Without including any pictures, copy each entry below exactly.

════════════════

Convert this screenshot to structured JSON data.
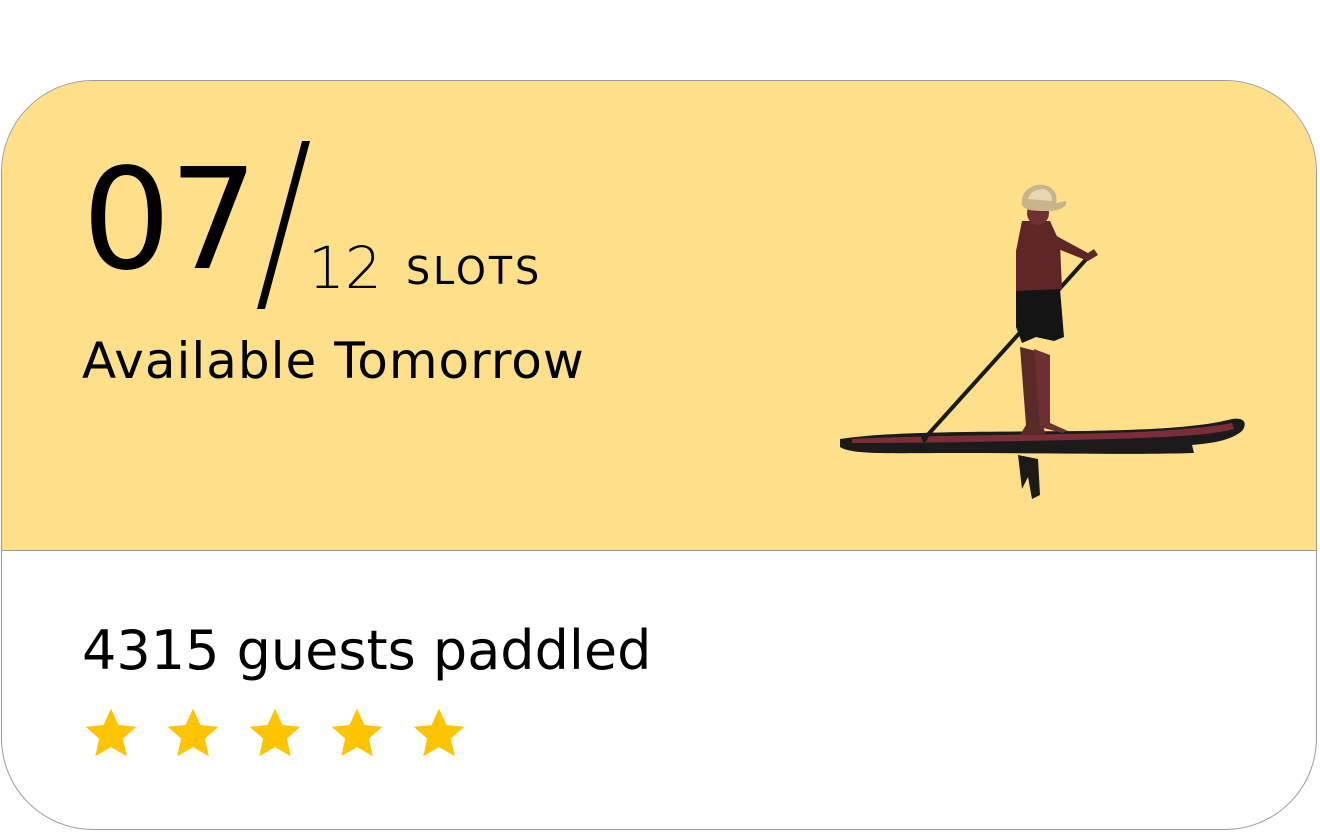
{
  "availability": {
    "available": "07",
    "total": "12",
    "unit": "SLOTS",
    "subtitle": "Available Tomorrow"
  },
  "guests": {
    "text": "4315 guests paddled"
  },
  "rating": {
    "value": 5,
    "max": 5,
    "star_color": "#ffc400"
  },
  "colors": {
    "top_background": "#ffe08a"
  },
  "icons": {
    "illustration": "paddleboarder-illustration",
    "star": "star-icon"
  }
}
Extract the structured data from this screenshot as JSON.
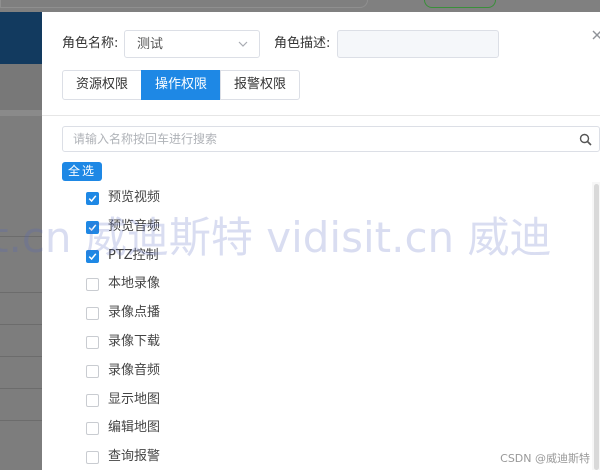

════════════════

### Exercise response
Convert this screenshot to structured JSON data.
{
  "availability": {
    "available": "07",
    "total": "12",
    "unit": "SLOTS",
    "subtitle": "Available Tomorrow"
  },
  "guests": {
    "text": "4315 guests paddled"
  },
  "rating": {
    "value": 5,
    "max": 5,
    "star_color": "#ffc400"
  },
  "colors": {
    "top_background": "#ffe08a"
  },
  "icons": {
    "illustration": "paddleboarder-illustration",
    "star": "star-icon"
  }
}
Extract the structured data from this screenshot as JSON.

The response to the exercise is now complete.